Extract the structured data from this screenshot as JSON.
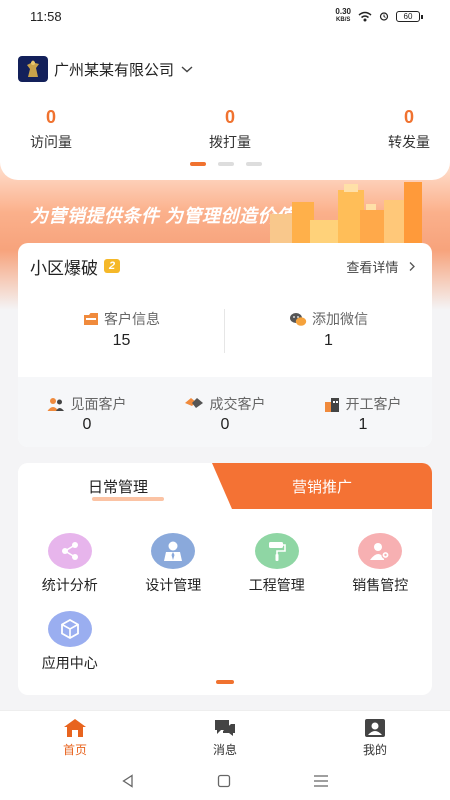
{
  "status_bar": {
    "time": "11:58",
    "net_speed_value": "0.30",
    "net_speed_unit": "KB/S",
    "battery": "60"
  },
  "header": {
    "company_name": "广州某某有限公司",
    "stats": [
      {
        "value": "0",
        "label": "访问量"
      },
      {
        "value": "0",
        "label": "拨打量"
      },
      {
        "value": "0",
        "label": "转发量"
      }
    ]
  },
  "banner": {
    "slogan": "为营销提供条件 为管理创造价值"
  },
  "project": {
    "title": "小区爆破",
    "badge": "2",
    "details_link": "查看详情",
    "customer_info": {
      "label": "客户信息",
      "value": "15"
    },
    "add_wechat": {
      "label": "添加微信",
      "value": "1"
    },
    "meet_customers": {
      "label": "见面客户",
      "value": "0"
    },
    "deal_customers": {
      "label": "成交客户",
      "value": "0"
    },
    "start_customers": {
      "label": "开工客户",
      "value": "1"
    }
  },
  "management": {
    "tabs": {
      "daily": "日常管理",
      "marketing": "营销推广"
    },
    "items": [
      {
        "label": "统计分析",
        "icon": "share-nodes-icon",
        "color": "#e7b5ec"
      },
      {
        "label": "设计管理",
        "icon": "designer-icon",
        "color": "#8aa9db"
      },
      {
        "label": "工程管理",
        "icon": "paint-roller-icon",
        "color": "#8fd6a4"
      },
      {
        "label": "销售管控",
        "icon": "user-gear-icon",
        "color": "#f7b0b2"
      },
      {
        "label": "应用中心",
        "icon": "cube-icon",
        "color": "#9aaef0"
      }
    ]
  },
  "bottom_nav": {
    "home": "首页",
    "messages": "消息",
    "mine": "我的"
  },
  "colors": {
    "accent": "#f0722f"
  }
}
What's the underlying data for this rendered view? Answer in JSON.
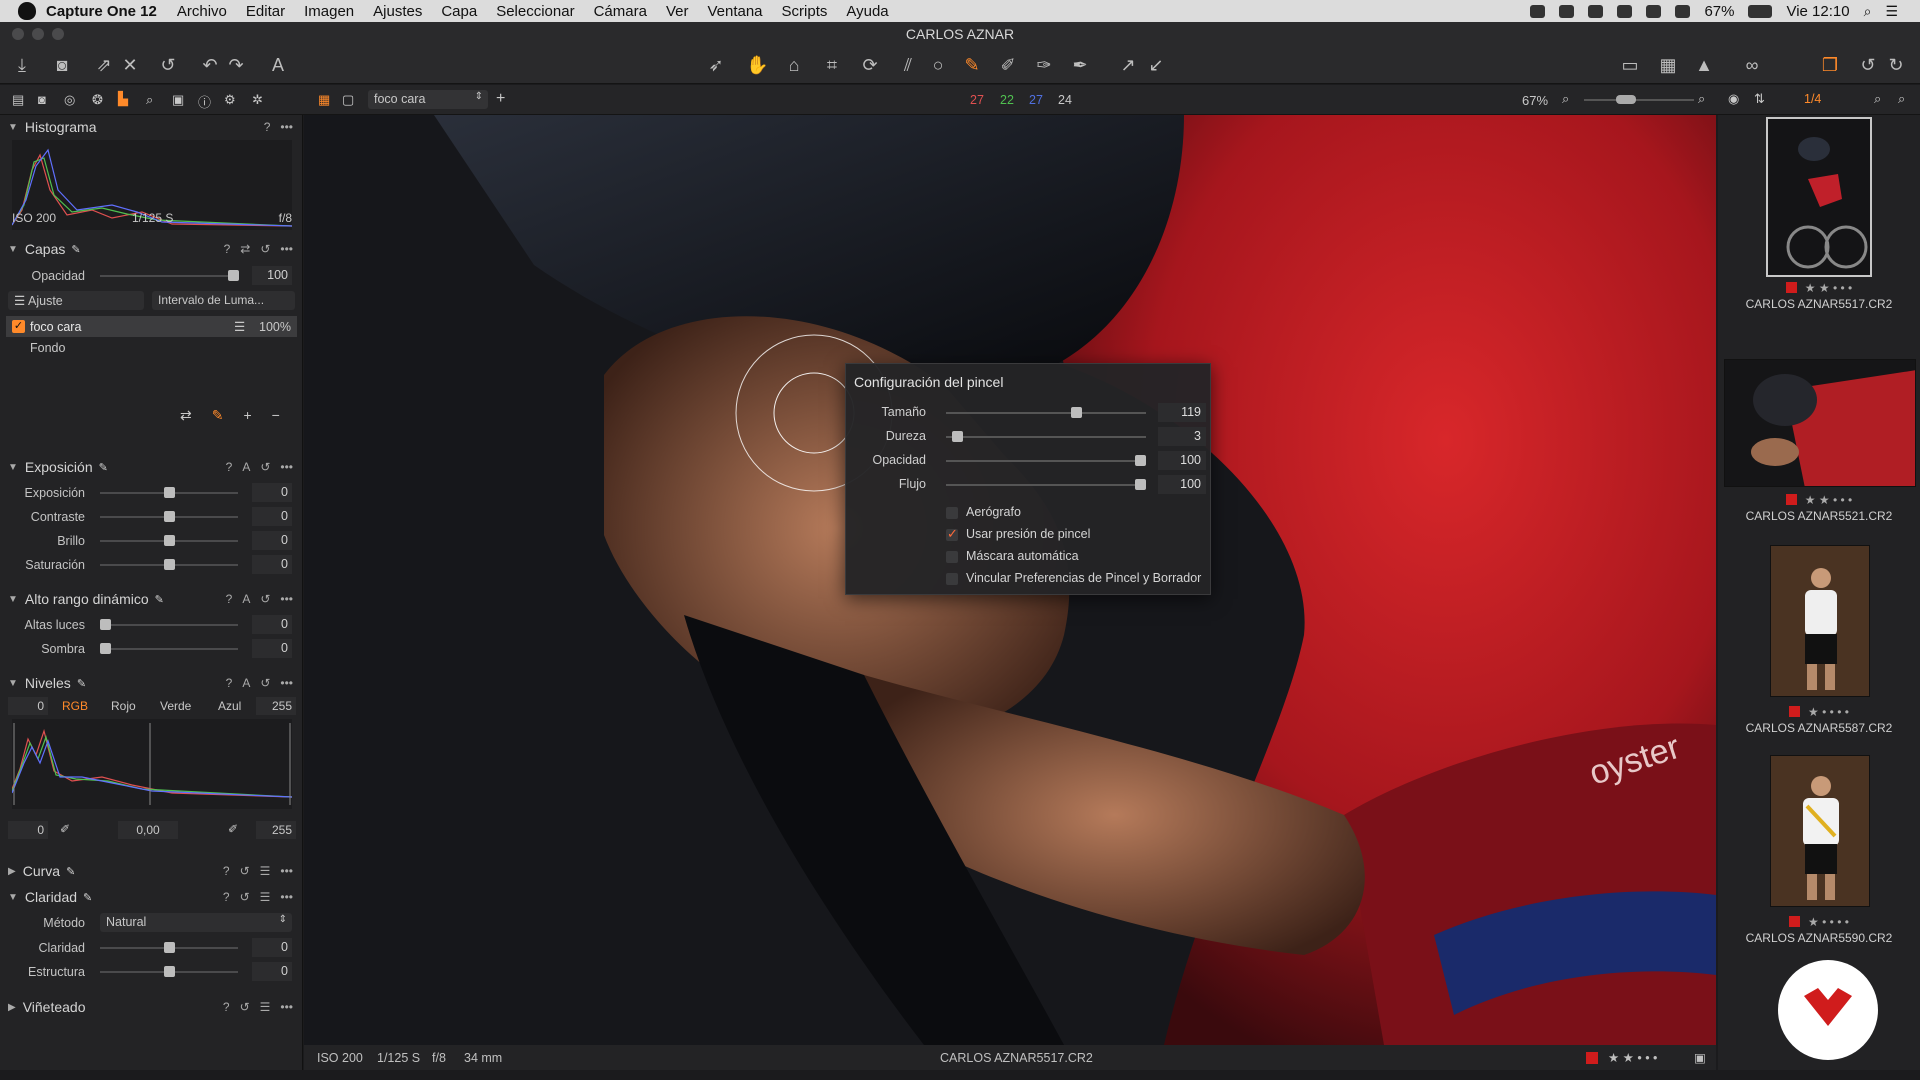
{
  "menubar": {
    "app": "Capture One 12",
    "items": [
      "Archivo",
      "Editar",
      "Imagen",
      "Ajustes",
      "Capa",
      "Seleccionar",
      "Cámara",
      "Ver",
      "Ventana",
      "Scripts",
      "Ayuda"
    ],
    "battery": "67%",
    "clock": "Vie 12:10"
  },
  "window": {
    "title": "CARLOS AZNAR"
  },
  "subbar": {
    "layer_select": "foco cara",
    "counts": [
      "27",
      "22",
      "27",
      "24"
    ],
    "count_colors": [
      "#e05050",
      "#50c050",
      "#5070e0",
      "#c8c8c8"
    ],
    "zoom": "67%",
    "page": "1/4"
  },
  "histogram": {
    "title": "Histograma",
    "iso": "ISO 200",
    "shutter": "1/125 S",
    "aperture": "f/8"
  },
  "capas": {
    "title": "Capas",
    "opacity_label": "Opacidad",
    "opacity_value": "100",
    "adjust_label": "Ajuste",
    "range_label": "Intervalo de Luma...",
    "layers": [
      {
        "name": "foco cara",
        "value": "100%"
      },
      {
        "name": "Fondo"
      }
    ]
  },
  "exposicion": {
    "title": "Exposición",
    "rows": [
      {
        "label": "Exposición",
        "value": "0"
      },
      {
        "label": "Contraste",
        "value": "0"
      },
      {
        "label": "Brillo",
        "value": "0"
      },
      {
        "label": "Saturación",
        "value": "0"
      }
    ]
  },
  "hdr": {
    "title": "Alto rango dinámico",
    "rows": [
      {
        "label": "Altas luces",
        "value": "0"
      },
      {
        "label": "Sombra",
        "value": "0"
      }
    ]
  },
  "niveles": {
    "title": "Niveles",
    "tabs": [
      "RGB",
      "Rojo",
      "Verde",
      "Azul"
    ],
    "left": "0",
    "right": "255",
    "mid": "0,00",
    "out_left": "0",
    "out_right": "255"
  },
  "curva": {
    "title": "Curva"
  },
  "claridad": {
    "title": "Claridad",
    "method_label": "Método",
    "method_value": "Natural",
    "rows": [
      {
        "label": "Claridad",
        "value": "0"
      },
      {
        "label": "Estructura",
        "value": "0"
      }
    ]
  },
  "vineteado": {
    "title": "Viñeteado"
  },
  "brush": {
    "title": "Configuración del pincel",
    "rows": [
      {
        "label": "Tamaño",
        "value": "119",
        "level": 0.66
      },
      {
        "label": "Dureza",
        "value": "3",
        "level": 0.03
      },
      {
        "label": "Opacidad",
        "value": "100",
        "level": 1
      },
      {
        "label": "Flujo",
        "value": "100",
        "level": 1
      }
    ],
    "checks": [
      {
        "label": "Aerógrafo",
        "on": false
      },
      {
        "label": "Usar presión de pincel",
        "on": true
      },
      {
        "label": "Máscara automática",
        "on": false
      },
      {
        "label": "Vincular Preferencias de Pincel y Borrador",
        "on": false
      }
    ]
  },
  "status": {
    "iso": "ISO 200",
    "shutter": "1/125 S",
    "aperture": "f/8",
    "focal": "34 mm",
    "file": "CARLOS AZNAR5517.CR2",
    "stars": "★ ★ • • •"
  },
  "browser": [
    {
      "file": "CARLOS AZNAR5517.CR2",
      "stars": "★ ★ • • •"
    },
    {
      "file": "CARLOS AZNAR5521.CR2",
      "stars": "★ ★ • • •"
    },
    {
      "file": "CARLOS AZNAR5587.CR2",
      "stars": "★ • • • •"
    },
    {
      "file": "CARLOS AZNAR5590.CR2",
      "stars": "★ • • • •"
    }
  ],
  "photo_text": "oyster",
  "brand_color": "#d01c1c"
}
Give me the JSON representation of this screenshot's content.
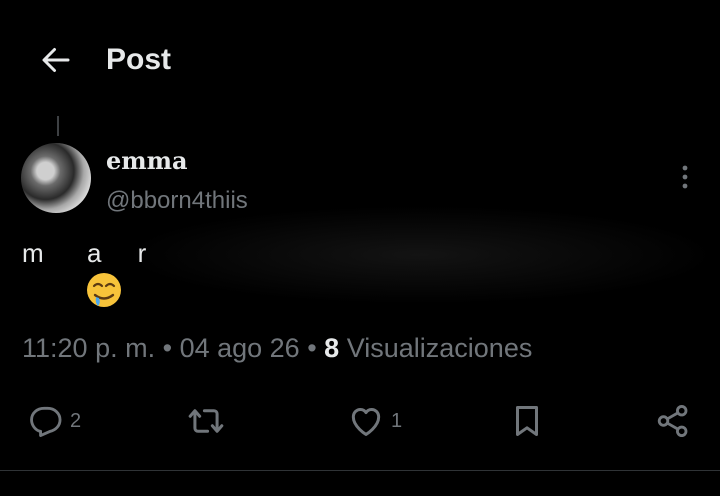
{
  "header": {
    "title": "Post"
  },
  "post": {
    "author_name": "emma",
    "author_handle": "@bborn4thiis",
    "text": "m      a     r",
    "emoji": "drooling-face",
    "time": "11:20 p. m.",
    "separator": "•",
    "date": "04 ago 26",
    "views_count": "8",
    "views_label": "Visualizaciones"
  },
  "actions": {
    "reply_count": "2",
    "like_count": "1"
  },
  "icons": [
    "back-arrow-icon",
    "more-vertical-icon",
    "reply-icon",
    "repost-icon",
    "like-icon",
    "bookmark-icon",
    "share-icon"
  ],
  "colors": {
    "background": "#000000",
    "primary_text": "#e7e9ea",
    "secondary_text": "#71767b"
  }
}
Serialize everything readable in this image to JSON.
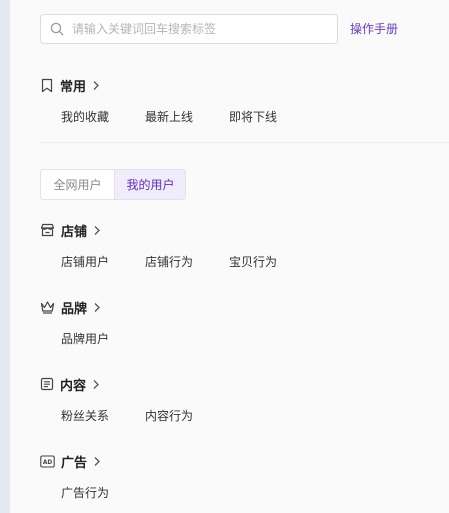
{
  "search": {
    "placeholder": "请输入关键词回车搜索标签"
  },
  "manual_link": "操作手册",
  "common": {
    "title": "常用",
    "items": [
      "我的收藏",
      "最新上线",
      "即将下线"
    ]
  },
  "tabs": [
    "全网用户",
    "我的用户"
  ],
  "shop": {
    "title": "店铺",
    "items": [
      "店铺用户",
      "店铺行为",
      "宝贝行为"
    ]
  },
  "brand": {
    "title": "品牌",
    "items": [
      "品牌用户"
    ]
  },
  "content": {
    "title": "内容",
    "items": [
      "粉丝关系",
      "内容行为"
    ]
  },
  "ads": {
    "title": "广告",
    "items": [
      "广告行为"
    ],
    "icon_text": "AD"
  },
  "colors": {
    "accent": "#6a3dc7",
    "active_tab_bg": "#f1ecfb"
  }
}
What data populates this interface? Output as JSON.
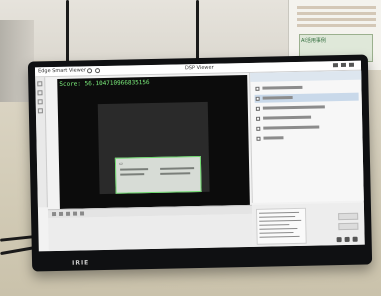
{
  "overlay": {
    "score_text": "Score: 56.104710966835156"
  },
  "monitor": {
    "brand": "IRIE"
  },
  "app": {
    "title": "Edge Smart Viewer",
    "window_title": "DSP Viewer"
  },
  "poster": {
    "label": "AI活用事例"
  },
  "colors": {
    "overlay_text": "#7df07d",
    "detection_box": "#6cd86c",
    "screen_bg": "#f2f2f2",
    "viewer_bg": "#0c0c0c",
    "selection": "#c9d9ea"
  }
}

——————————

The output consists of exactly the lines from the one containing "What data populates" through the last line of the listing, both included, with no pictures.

The answer>
What data populates this interface? Output as JSON.
{
  "overlay": {
    "score_text": "Score: 56.104710966835156"
  },
  "monitor": {
    "brand": "IRIE"
  },
  "app": {
    "title": "Edge Smart Viewer",
    "window_title": "DSP Viewer"
  },
  "poster": {
    "label": "AI活用事例"
  },
  "colors": {
    "overlay_text": "#7df07d",
    "detection_box": "#6cd86c",
    "screen_bg": "#f2f2f2",
    "viewer_bg": "#0c0c0c",
    "selection": "#c9d9ea"
  }
}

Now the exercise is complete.